Whoever said that money can't buy happiness was wrong. Researchers from the University of British Columbia recently found out that shopping – actually the act of acquiring material things – can actually bring joy more frequently than when making "experiential purchases," such as a trip or tickets to an event.

In the study published on the journal Social Psychological & Personality Science, participants were given $20 and were told to use the money to purchase a tangible item or an experience. Then they were asked to jot down their emotions and thoughts in a diary after making purchases, per Daily Mail.

After a few weeks, researchers analyzed the contents of the diary and discovered that tangible material purchases, anything from clothing to coffee makers and gadgets, offered frequent and constant feelings of happiness than expenses or purchases relating to travel or an event. However, the latter did bring spikes of intense feelings of joy.

The researcher noted that while happiness felt from making purchases of material goods was fleeting, it was more constant and it happened more frequently among the participants. However, when asked to go over their expenses for the last six weeks, some participants noted that experiential purchases gave them more satisfaction, per The Malay Mail Online.

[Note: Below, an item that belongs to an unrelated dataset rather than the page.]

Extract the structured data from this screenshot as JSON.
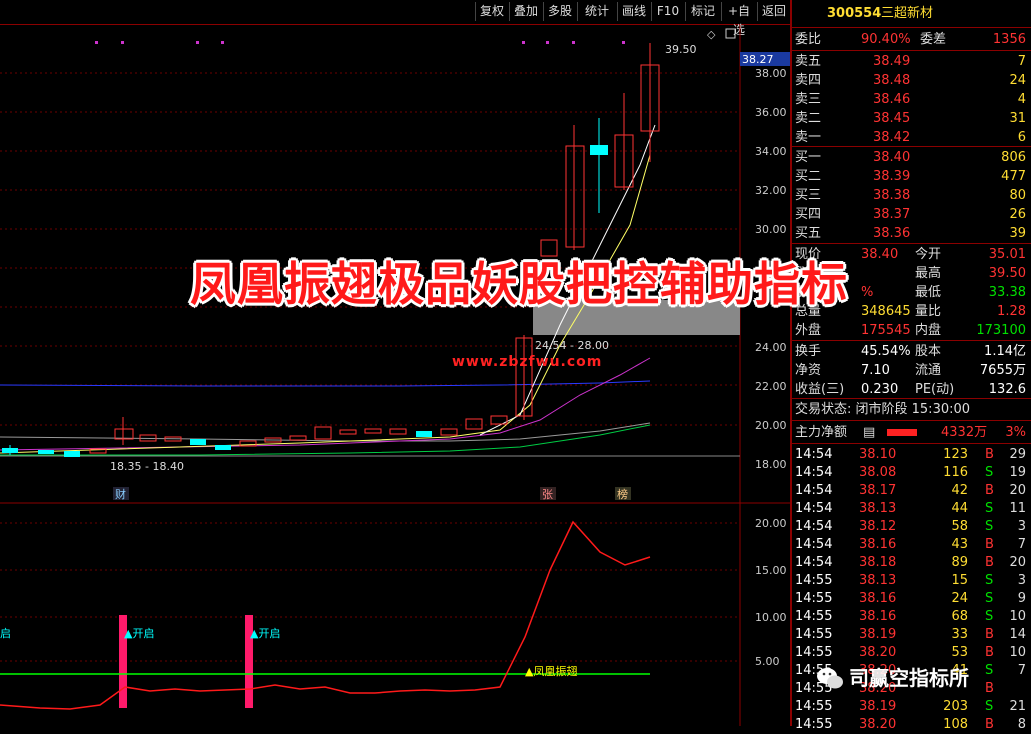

"The decision of whether to buy a material thing or a life experience may therefore boil down to what kind of happiness one desires," said one of the study authors, Aaron Weidman, via Science 2.0.